Yet these guys invariably have one thing in common – genius. I watched Pietersen at Lord's and he made international opposition look like kids bowling underarm. The ease with which he battered a world-class attack was awe-inspiring.
I also watched Balotelli live last season and, although he was quite stunningly inactive for almost every minute he was on the field, when he did bother to run his pace was game-changing and his touch so good that we found ourselves laughing in disbelief.
From the outside it is easy to say that if I was in charge of these types, they would be on the first bus out of town with their tracksuits left at the door. But professional sport is about winning and, up to a point, little else matters. When a team win consistently, all manner of sins are overlooked. And in football, of course, the temporary nature of the average manager's tenure dictates that culture comes a distant second to results. Yet there is certainly room for genius talent in every team, so long as the culture is strong enough to absorb them and so long as they buy into the team ethos.
It all comes down to the ratio between value and time spent managing an individual. There are players who make managers' decisions easy by stepping so far out of line that exclusion becomes the only viable reaction. But there are also those who tip the balance so far back the other way that special treatment would or could never even be questioned. Paul Scholes strikes me, from said armchair, as one of those guys: very quiet, positively avoids attention and plays magnificently time after time, adding the sort of value that any team in the world should crave. Jonny Wilkinson is another: a zero- maintenance genius.
Rumours that Wilkinson will be flown out to join the Lions on the conclusion of the Top 14 are getting louder and louder. If he is not, I think the Lions are missing out, but if he is, in one sense, this counts as special treatment, as the squad will already be together and bonding. Physical preparation will have begun, too, and he will have taken part in none of it.
However, I think Wilkinson falls into an elite category of rugby players who have achieved so much respect from their peers that when, every now and then, they are allowed to miss a Monday session or dodge a boring event, nobody even questions the decision. Dan Carter might fall into this bracket – as would Richie McCaw – but most players carry the odd question mark around with them.
Wilkinson's only potential chink surrounds his physical condition. But while he is an old lag by now, my goodness is he fit. Anyway, I do not think he would be expected to play much – if any – midweek rugby. In Wilkinson, Warren Gatland has access to the best last-minute match-winner in the game. Even Carter cannot compete on this level. Who else on the planet would you rather have on the bench with scores tied in a mega-match with a few minutes to go?

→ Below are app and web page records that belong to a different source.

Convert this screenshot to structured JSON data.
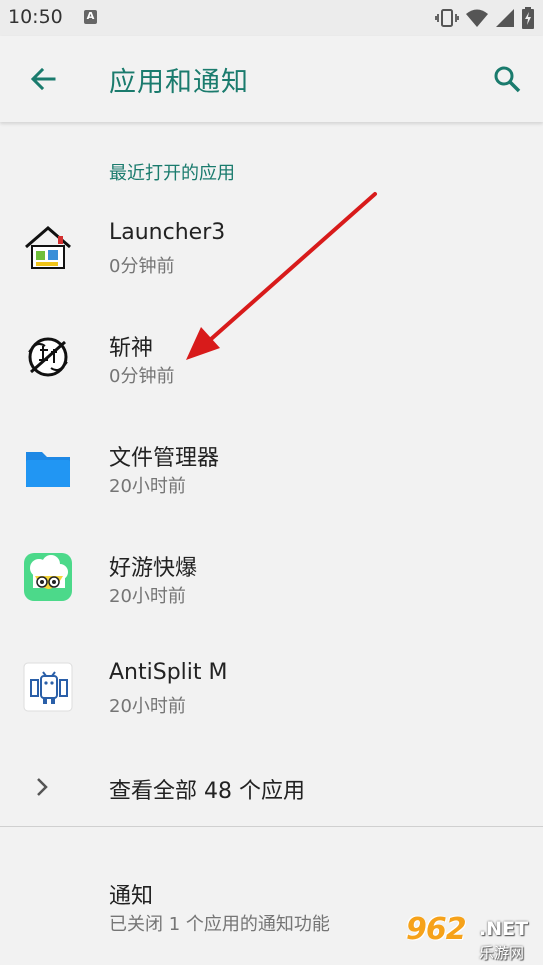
{
  "status_bar": {
    "time": "10:50",
    "notification_badge": "A",
    "icons": [
      "vibrate-icon",
      "wifi-icon",
      "signal-icon",
      "battery-icon"
    ]
  },
  "app_bar": {
    "back_icon": "arrow-back-icon",
    "title": "应用和通知",
    "search_icon": "search-icon"
  },
  "recent_section": {
    "header": "最近打开的应用",
    "apps": [
      {
        "name": "Launcher3",
        "time": "0分钟前",
        "icon": "launcher3-icon"
      },
      {
        "name": "斩神",
        "time": "0分钟前",
        "icon": "zhanshen-icon"
      },
      {
        "name": "文件管理器",
        "time": "20小时前",
        "icon": "folder-icon"
      },
      {
        "name": "好游快爆",
        "time": "20小时前",
        "icon": "haoyoukuaibao-icon"
      },
      {
        "name": "AntiSplit M",
        "time": "20小时前",
        "icon": "antisplit-icon"
      }
    ]
  },
  "view_all": {
    "label": "查看全部 48 个应用",
    "icon": "chevron-right-icon"
  },
  "notifications": {
    "label": "通知",
    "subtitle": "已关闭 1 个应用的通知功能"
  },
  "watermark": {
    "big": "962",
    "net": ".NET",
    "cn": "乐游网"
  },
  "colors": {
    "accent": "#1a7b6d",
    "background": "#f2f2f2",
    "arrow": "#d81b1b",
    "folder": "#2196f3"
  }
}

I cannot imagine a single player disappearing back to his bedroom and questioning Wilkinson's late inclusion, should it come to pass. Owen Farrell might not like it, but that is very different from questioning it. Yes, Farrell could learn so much from the master, but there is also a good chance he would lose his spot on the bench behind Jonny Sexton. This would be tough to stomach, but few could disagree should Gatland choose to include those magic kicking feet in his Test squad.

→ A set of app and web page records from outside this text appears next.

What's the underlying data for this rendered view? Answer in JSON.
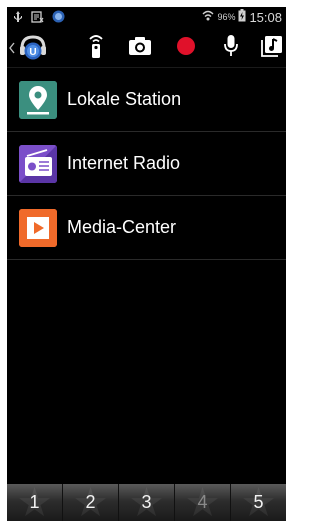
{
  "status": {
    "battery_pct": "96%",
    "clock": "15:08"
  },
  "toolbar": {
    "back_icon": "chevron-left-icon",
    "app_icon": "app-logo-icon",
    "remote_icon": "remote-icon",
    "camera_icon": "camera-icon",
    "record_icon": "record-icon",
    "mic_icon": "microphone-icon",
    "music_icon": "music-library-icon",
    "record_color": "#e0112a"
  },
  "menu": {
    "items": [
      {
        "label": "Lokale Station",
        "icon": "location-pin-icon",
        "color": "#3b8f7f"
      },
      {
        "label": "Internet Radio",
        "icon": "radio-icon",
        "color": "#7b4fc9"
      },
      {
        "label": "Media-Center",
        "icon": "play-icon",
        "color": "#f06a2a"
      }
    ]
  },
  "presets": {
    "items": [
      {
        "label": "1"
      },
      {
        "label": "2"
      },
      {
        "label": "3"
      },
      {
        "label": "4"
      },
      {
        "label": "5"
      }
    ]
  }
}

And should his body break down, well, Wilkinson is worth his tour fee as a presence alone. Just a few weeks with Jonny in the room would offer a perspective and a depth of knowledge that soon will be lost for good. What an asset he is, but he won't offer much from his armchair.